"And in August, Consumer Reports started generating more revenue from digital subscriptions than from print — a feat that must make it the envy of the print world struggling to make that transition. Even more amazingly, Consumer Reports has enjoyed success on the Web without losing print subscribers — those have held steady since 2001 at around four million."
- New York Times article on the publication’s successful paid digital subscription model. Kudos, Consumer Reports.
Articles on Twitter hashtags seem to be popping up in my news feeds more frequently. First, on Friday, The New York Times published an article titled, "Twitter’s Secret Handshake." Or, as it’s put in the article’s page title, “Hashtags, a New Way for Tweets.”
Either way, it’s awkward. And that was exactly the impression that stayed with me as I read the article. I couldn’t quite put my finger on why I felt this way, but I decided it was because it was one of those NYT style pieces that misses the mark by describing the “latest trend” in overwrought detail, about three years too late.
But then this morning, I read another piece on hashtags: Brian Solis’ post, “The Hashtag Economy.” I found myself very interested in this article, pulled in by the firsthand account of when hashtags were suggested as a way to organize topics on Twitter, engaged in the implications of the hashtag.
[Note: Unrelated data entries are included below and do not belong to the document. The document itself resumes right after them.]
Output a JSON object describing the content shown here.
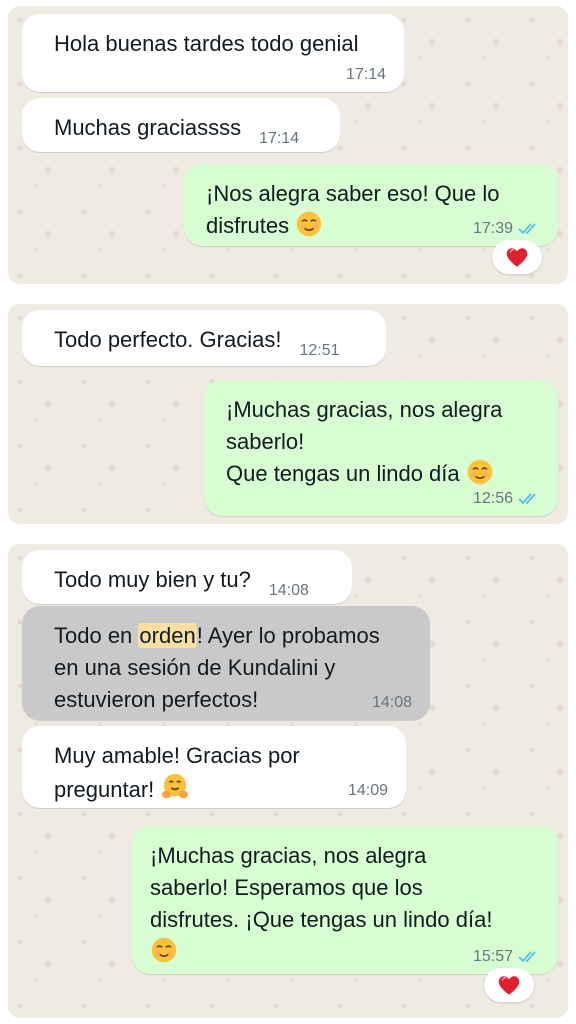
{
  "panel1": {
    "messages": [
      {
        "text": "Hola buenas tardes todo genial",
        "time": "17:14"
      },
      {
        "text": "Muchas graciassss",
        "time": "17:14"
      },
      {
        "line1": "¡Nos alegra saber eso! Que lo",
        "line2": "disfrutes",
        "emoji": "smiling-face",
        "time": "17:39",
        "reaction": "heart"
      }
    ]
  },
  "panel2": {
    "messages": [
      {
        "text": "Todo perfecto. Gracias!",
        "time": "12:51"
      },
      {
        "line1": "¡Muchas gracias, nos alegra",
        "line2": "saberlo!",
        "line3": "Que tengas un lindo día",
        "emoji": "smiling-face",
        "time": "12:56"
      }
    ]
  },
  "panel3": {
    "messages": [
      {
        "text": "Todo muy bien y tu?",
        "time": "14:08"
      },
      {
        "line1_pre": "Todo en ",
        "line1_hl": "orden",
        "line1_post": "! Ayer lo probamos",
        "line2": "en una sesión de Kundalini y",
        "line3": "estuvieron perfectos!",
        "time": "14:08"
      },
      {
        "line1": "Muy amable! Gracias por",
        "line2": "preguntar!",
        "emoji": "hugging-face",
        "time": "14:09"
      },
      {
        "line1": "¡Muchas gracias, nos alegra",
        "line2": "saberlo! Esperamos que los",
        "line3": "disfrutes. ¡Que tengas un lindo día!",
        "emoji": "smiling-face",
        "time": "15:57",
        "reaction": "heart"
      }
    ]
  },
  "colors": {
    "wallpaper": "#efeae2",
    "incoming": "#ffffff",
    "outgoing": "#d9fdd3",
    "selected": "#c9c9c9",
    "read_ticks": "#53bdeb",
    "highlight": "#fadf9f",
    "heart": "#e0202f"
  }
}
Why was I nodding along as I read Solis’ article, when I had cringed while reading the NYT’s coverage of the same topic?
So I went back and read the NYT article one more time and finally put my finger on why it had made me uncomfortable: audience.
Solis’ audience is a somewhat niche group that’s social media savvy. But NYT’s audience is a mixed bag when it comes to social media expertise (or lack thereof). So while Solis could dive right into the implications of hashtags, the NYT reporter got bogged down by explanations of how tweeting works, for those readers who aren’t heavy Twitter users. There were cultural insights between the tactical explanations, but they were overshadowed. The result was that I walked away from the NYT article feeling like they had treaded into a weird “how to tweet using hashtags” territory, while Solis’ analysis kept me interested and engaged.
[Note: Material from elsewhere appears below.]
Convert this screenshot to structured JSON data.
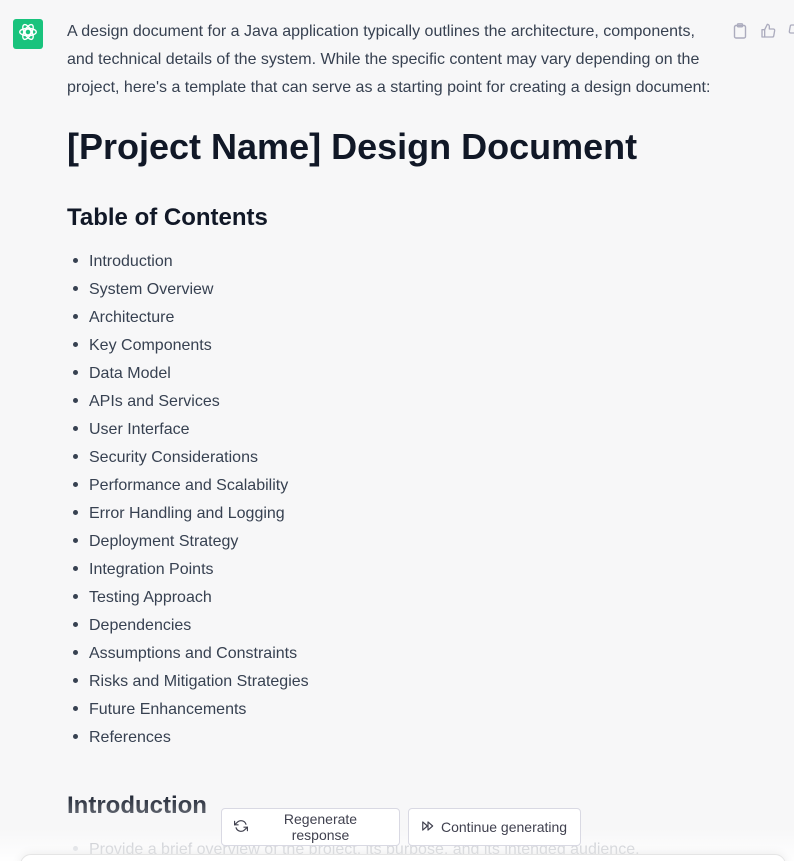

Which leaves me thinking that traditional media — or any outlet with a general interest audience — is damned if they do, damned if they don’t when it comes to covering social media. If they don’t, they look like they’re ignoring important changes in how people communicate. But if they do, they’ll be stuck perpetually explaining the mechanics of social media platforms to cover their bases with their vast, diverse audiences — instead of digging into the topic and its implications.